Apple's Safari has more security vulnerabilities than Google Chrome, Mozilla Firefox, Microsoft Edge and Internet Explorer combined, according to a new report from Google's Project Zero.
Using an automated testing tool called Domato, Project Zero's Ivan Fratric analyzed the most popular desktop browsers and discovered two security vulnerabilities in Chrome, four in Firefox and Internet Explorer, six in Edge and 17 in Safari.
The bugs were discovered by subjecting the browsers to about 100,000,000 iterations using Domato. Fratric notes that it "requires fuzzing at scale, but it is still well within the pay range of a determined attacker." The cost would be around $1,000 using the Google Compute Engine, when keeping the necessary resources in check.
The test setup for the five browsers is not identical, however.
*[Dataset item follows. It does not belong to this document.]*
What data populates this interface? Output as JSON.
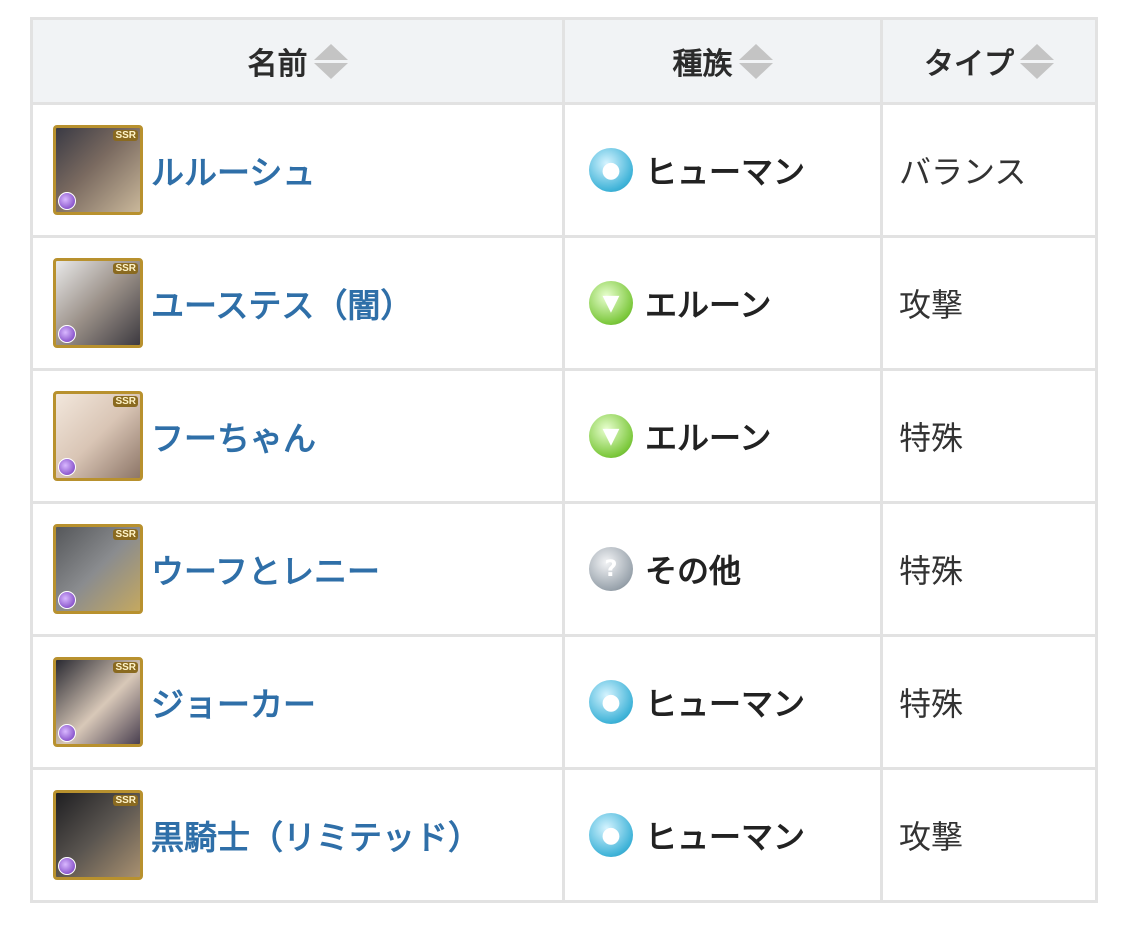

Fratric does not definitively say whether this influences the results, but he does mention that, for instance, Safari was not tested on Apple hardware -- although the bugs were verified against a nightly build of ASAN WebKit on a Mac. What's more, all the browsers are available on Windows, which would have proved to be an equal testing ground, but instead a combination of operating systems and tools was chosen, like Linux, Windows Server 2012 R2, WebKitGTK+ and ClusterFuzz.
Explaining the results of this test, Fratric says that "Apple Safari is a clear outlier in the experiment with significantly higher number of bugs found. This is especially worrying given attackers’ interest in the platform as evidenced by the exploit prices and recent targeted attacks. It is also interesting to compare Safari’s results to Chrome’s, as until a couple of years ago, they were using the same DOM engine (WebKit). It appears that after the Blink/Webkit split either the number of bugs in Blink got significantly reduced or a significant number of bugs got introduced in the new WebKit code (or both)."
The security researcher goes on to stress the fact that this test focuses on a single component of the browsers, namely their DOM engine, and, as such, does not reflect how secure they are as a whole. Still, it is an interesting test, as, according to Fratric, "DOM engines have been one of the largest sources of web browser bugs."